Huw Stephens and Steve Lamacq will present their BBC 6 Music Shows from a different grassroots venue every day of Independent Venue Week.
Lamacq was joined by Stephens on the first instalment of his new weekly Teatime Session, which airs on Mondays from 4-7pm, to announce the initiative in celebration of the UK’s weeklong event to recognise the importance of independent music venues.
Between January 29 and February 2, the presenters will be hitting the road to broadcast their shows from grassroots venues across the country and will also host performances from different artists each day.
Lamacq will host from Oh Yeah Music Centre in Belfast on January 29 ahead of an Independent Venue Week performance from Ash.
Stephens will be presenting his show from Edinburgh’s Whistle Binkies on January 30, where 86TVs will perform later that night; The Fulford Arms in York on January 31 ahead of a gig from NewDad; Polar Bear Music Club in Hull on February 1 where English Teacher will be playing; The Rockin’ Chair in Wrexham (Friday 2nd February) before a live set from Antony Szmierek.
Those artists will join Lamacq and Stephens for intimate live performances and interviews across the week.
Listeners can attend two exclusive intimate live performances with Ash in Belfast on January 29 and Antony Szmierek in Wrexham on February 2. You can apply to attend via a free ballot here, which will be open till January 15. Winners will be selected at random once the registration period has closed.
Also appearing at the gigs each night will be artists supported by BBC Music Introducing: Problem Patterns (Oh Yeah Music Centre, Belfast), Grace & The Flat Boys (Whistle Binkies, Edinburgh), Kindelan (The Fulford Arms, York), Jodie Langford (Polar Bear Music Club, Hull) and Picture Parlour (The Rockin’ Chair, Wrexham).
Steve Lamacq said in a press release: “Independent Venue Week is always a great opportunity to spotlight the importance of our smaller venues. But this year, with hundreds of grassroots venues facing up to rent increases, rising energy costs and other cost of living pressures, I think it’s even more crucial to celebrate the role they play, not just in nurturing new talent but bringing local musical communities together.

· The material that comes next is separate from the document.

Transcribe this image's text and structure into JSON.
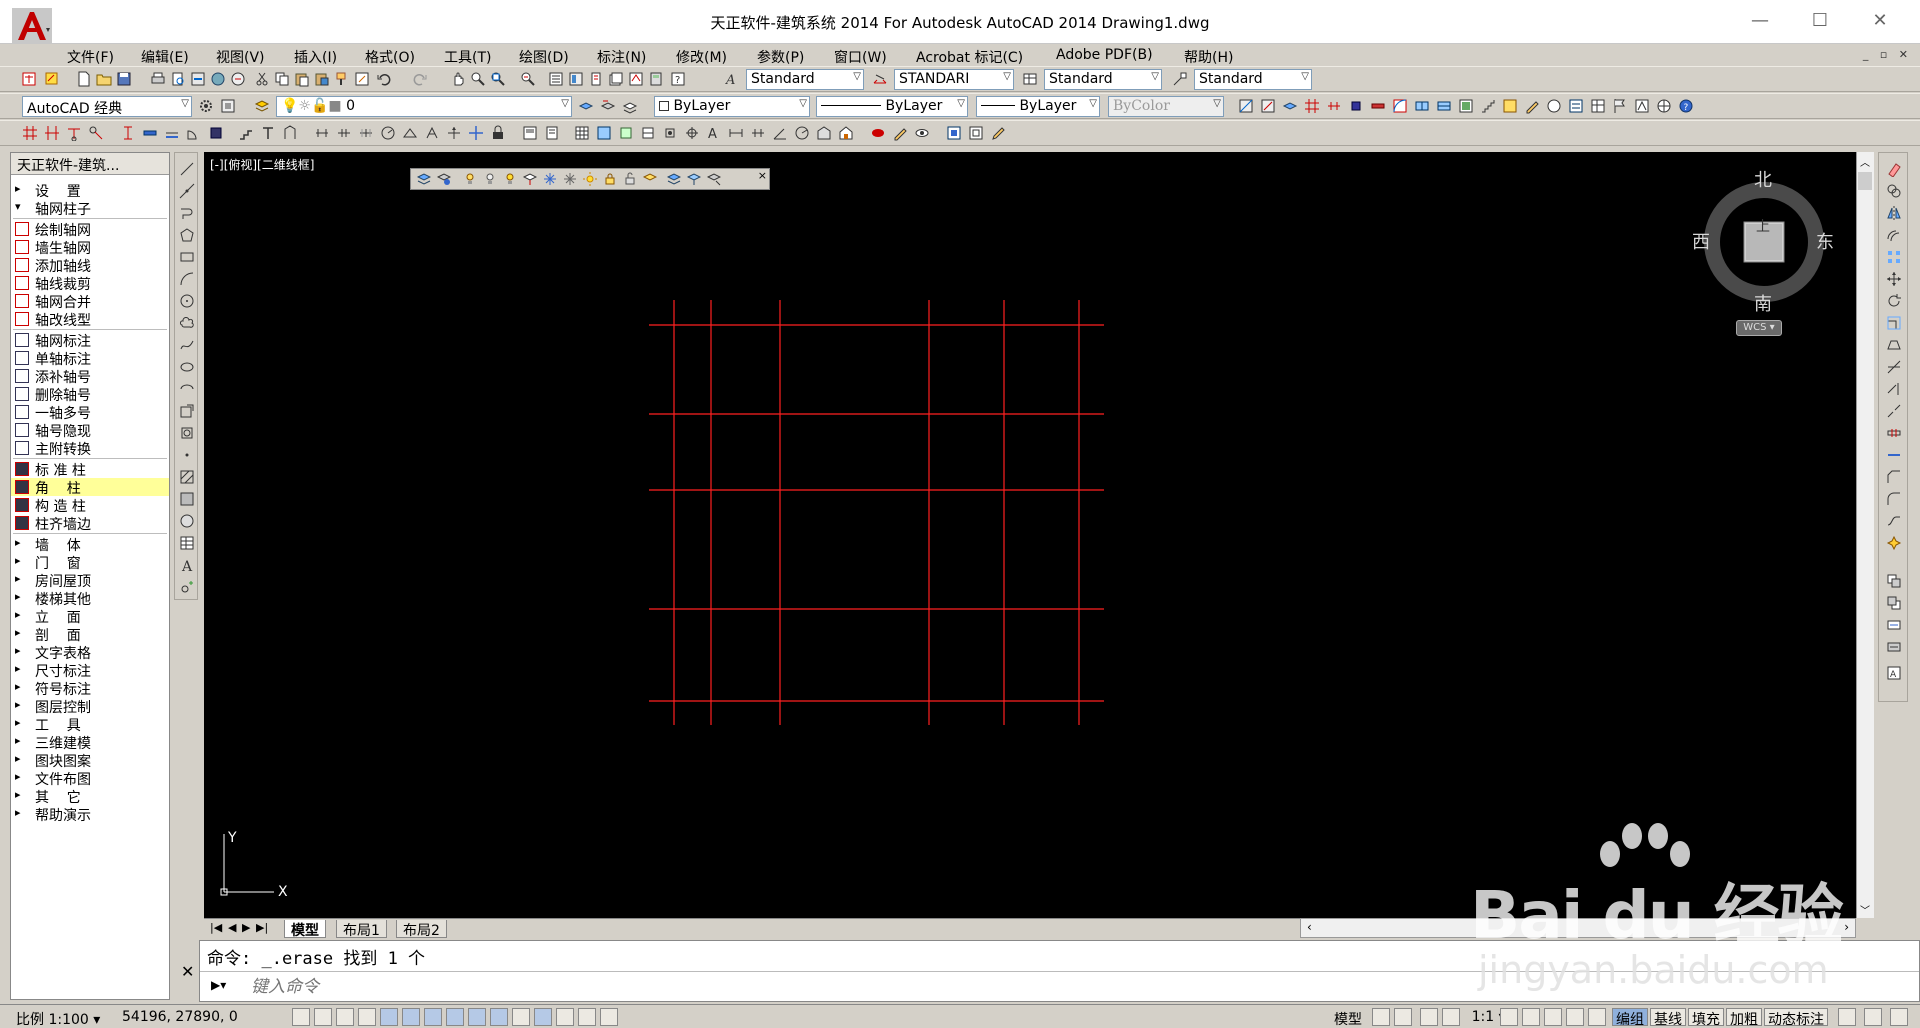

“There’ll be hundreds of gigs all over the country, from some established, or soon to be well known names, as well as a terrific range of newcomers who are well worth a look. I really hope it encourages fans to get out and see a gig and support their local promoters.”
Huw Stephens added: “Independent venues are vital places for music to thrive and exist. Where would we be without our favourite gig venues? I have packed my socks and toothbrush, and am very excited to be coming to Edinburgh, York, Hull and Wrexham, picking up from Steve in Belfast, with some of the best live artists about. It’s a tough time for a lot of venues at the moment, and I hope the week of shows from these venues can remind us all of their importance, and how special they are.”
This year’s Independent Venue Week follows the news that 2023 was the “worst year for venue closures” according to the Music Venue Trust.
The latest stats from the MVT show that this year saw 125 grassroots venues shut down in 2023 – causing a loss of 4,000 jobs, with 14,500 events no longer possible and 193,230 opportunities lost to musicians.
The organisation has called for a levy on tickets for music events with a capacity of over 5,000 to be introduced. The Scottish government recently said that they are now “seriously considering” the move for £1 from every ticket sold to be invested back into grassroots music venues.